A primary design element of the Perez Art Museum Miami is the grand wooden canopy that skirts the building’s roof line. Wooden slats intersect in a varied pattern that repeats itself around the entire structure. As the sun tracks across the sky, this canopy casts shadows on the walls that add a signature visual character.
The pattern of the wooden canopy is reminiscent of the late works of Frank Lloyd Wright. In Wright’s later years, patterns in wood and textile blocks were a signature aspect of his design.
At the Perez, the wooden canopy casts these types of patterns on the building that adds another dimension to its appearance. This building’s design is not just wall and window, it’s also light and shadow — and that owes itself to the canopy at its peak.
Beyond the canopy, the landscape architecture is another significant focus in this museum’s design. Planters are placed in strategic areas throughout the main level.
On the approach, a split garden guides visitors toward the building’s entrance. Others hide stairwells and utilities, providing an unblemished visual appearance from afar.
Hanging cylindrical gardens surround much of the building, holding air plants and other native species as they slowly spin and sway in the wind. Each hanging garden is watered from above, dripping onto the gardens that stand beneath them.
These vertical gardens and the landscape patches below present a building that is very much alive. Without these lush landscaping touches, the Perez Art Museum Miami would not hold its tropical allure.
Beneath the wooden canopy, the structure itself is a long rectangular form with sections that extend over the walkway below. Floor-to-ceiling windows wrap around much of the building’s main level, taking light and scenery into the building from afar.
The concrete and wooden materials of the Perez recalls native adobe design from centuries past. While these influences are not native to Florida, they are common to Latin American history and its lifeline in Miami.
Despite the hard lines and right angles of the museum, these materials take on a natural, human emotion that presents a rich contrast.
The front terrace of the Perez Art Museum faces out toward Biscayne Bay and Miami Beach in the distance. It is a larger, open patio section that features a restaurant, scattered adirondacks, swing chairs and auditorium-style seating at the end.

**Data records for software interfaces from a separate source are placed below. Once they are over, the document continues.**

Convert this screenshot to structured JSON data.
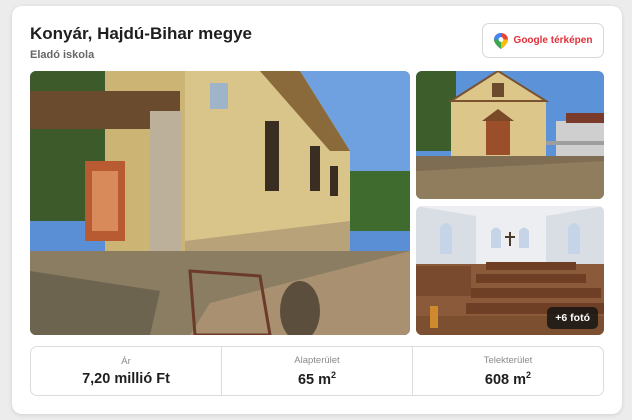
{
  "listing": {
    "title": "Konyár, Hajdú-Bihar megye",
    "subtitle": "Eladó iskola"
  },
  "map_button": {
    "label": "Google térképen",
    "icon": "map-pin-icon"
  },
  "gallery": {
    "more_photos_label": "+6 fotó",
    "photos": [
      {
        "name": "photo-main",
        "description_icon": "building-exterior"
      },
      {
        "name": "photo-top",
        "description_icon": "chapel-front"
      },
      {
        "name": "photo-bottom",
        "description_icon": "chapel-interior"
      }
    ]
  },
  "stats": [
    {
      "label": "Ár",
      "value": "7,20 millió Ft",
      "unit_sup": ""
    },
    {
      "label": "Alapterület",
      "value": "65 m",
      "unit_sup": "2"
    },
    {
      "label": "Telekterület",
      "value": "608 m",
      "unit_sup": "2"
    }
  ],
  "colors": {
    "accent": "#e0303a",
    "map_pin": [
      "#4285f4",
      "#34a853",
      "#fbbc05",
      "#ea4335"
    ]
  }
}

Half of this terrace stands beneath a grooved concrete ceiling, the other half extends under the wooden canopy and vertical gardens. It is the central outdoor space of the facility, where guests spend their time before and after visiting the galleries inside.

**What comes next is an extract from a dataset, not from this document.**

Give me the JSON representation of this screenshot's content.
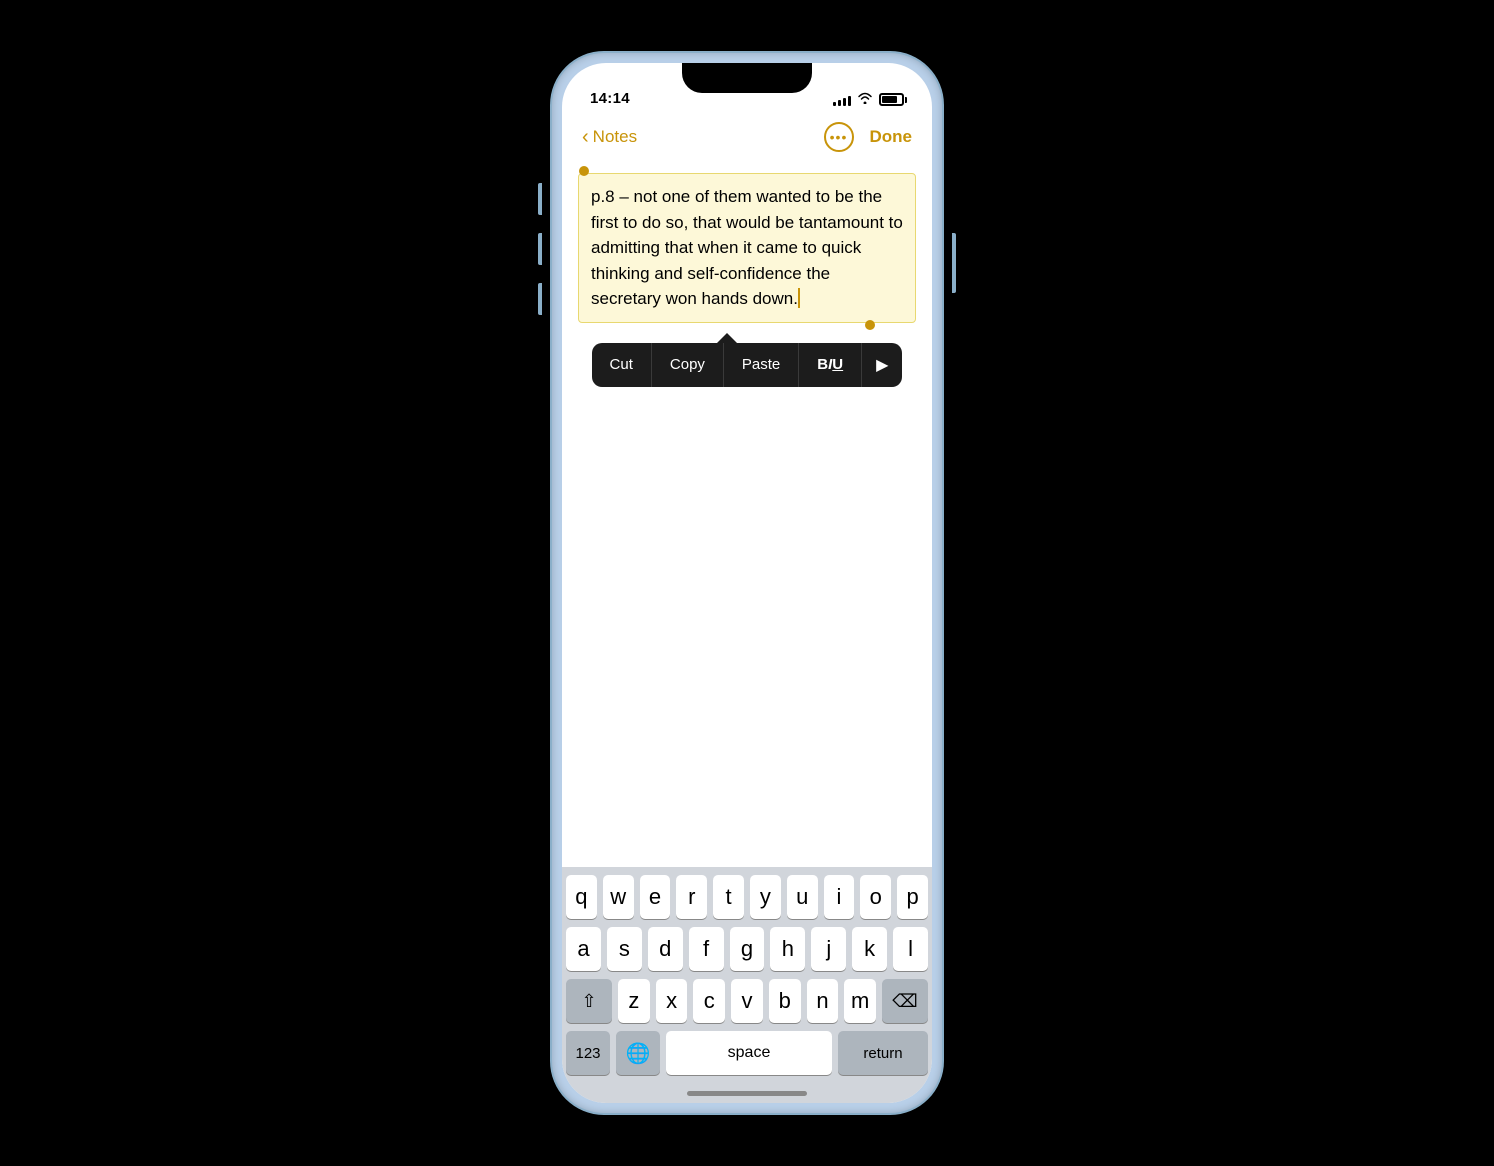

As guests make their way around the museum, the shadows and highlights shift along the walls and greenery. The light changes, and the visual appearance of the museum does with it.
This contrast between light and dark is a case study in light painting for architects. It’s long been a photographic endeavor, but Herzog and de Meuron made it a primary point of visual character for their building.
The Perez Art Museum of Miami is part of a larger group of museums that comprise Museum Park, an area along the bay in Miami’s Midtown neighborhood.
New museums are in planning and development near the Perez, with the first being a touchstone for Miami’s creative development. As it stands now, walkways and gardens and sculptures extend the grounds of the Perez toward the downtown business district.
The Perez Art Museum of Miami is part of a new effort to redefine the city’s bayfront landscape as a culture destination in its own right. This work by Herzog and de Meuron will soon welcome new museums on adjacent property, plus a residential highrise designed by starchitect Zaha Hadid.
Beyond Wynwood and the historic architecture of South Beach, Museum Park is becoming a location that fans of architecture must experience on visits to Miami.
It’s a fresh, new canvas for the city, and they’ve invited only the most visionary architects to define its figure.
The Perez Art Museum Miami is open Tuesday to Sunday from 10-6 with extended hours on Thursday. Visitors to Miami can take a taxi to Museum Park, or ride public transportation including the Miami Metromover. Adult admission is $16.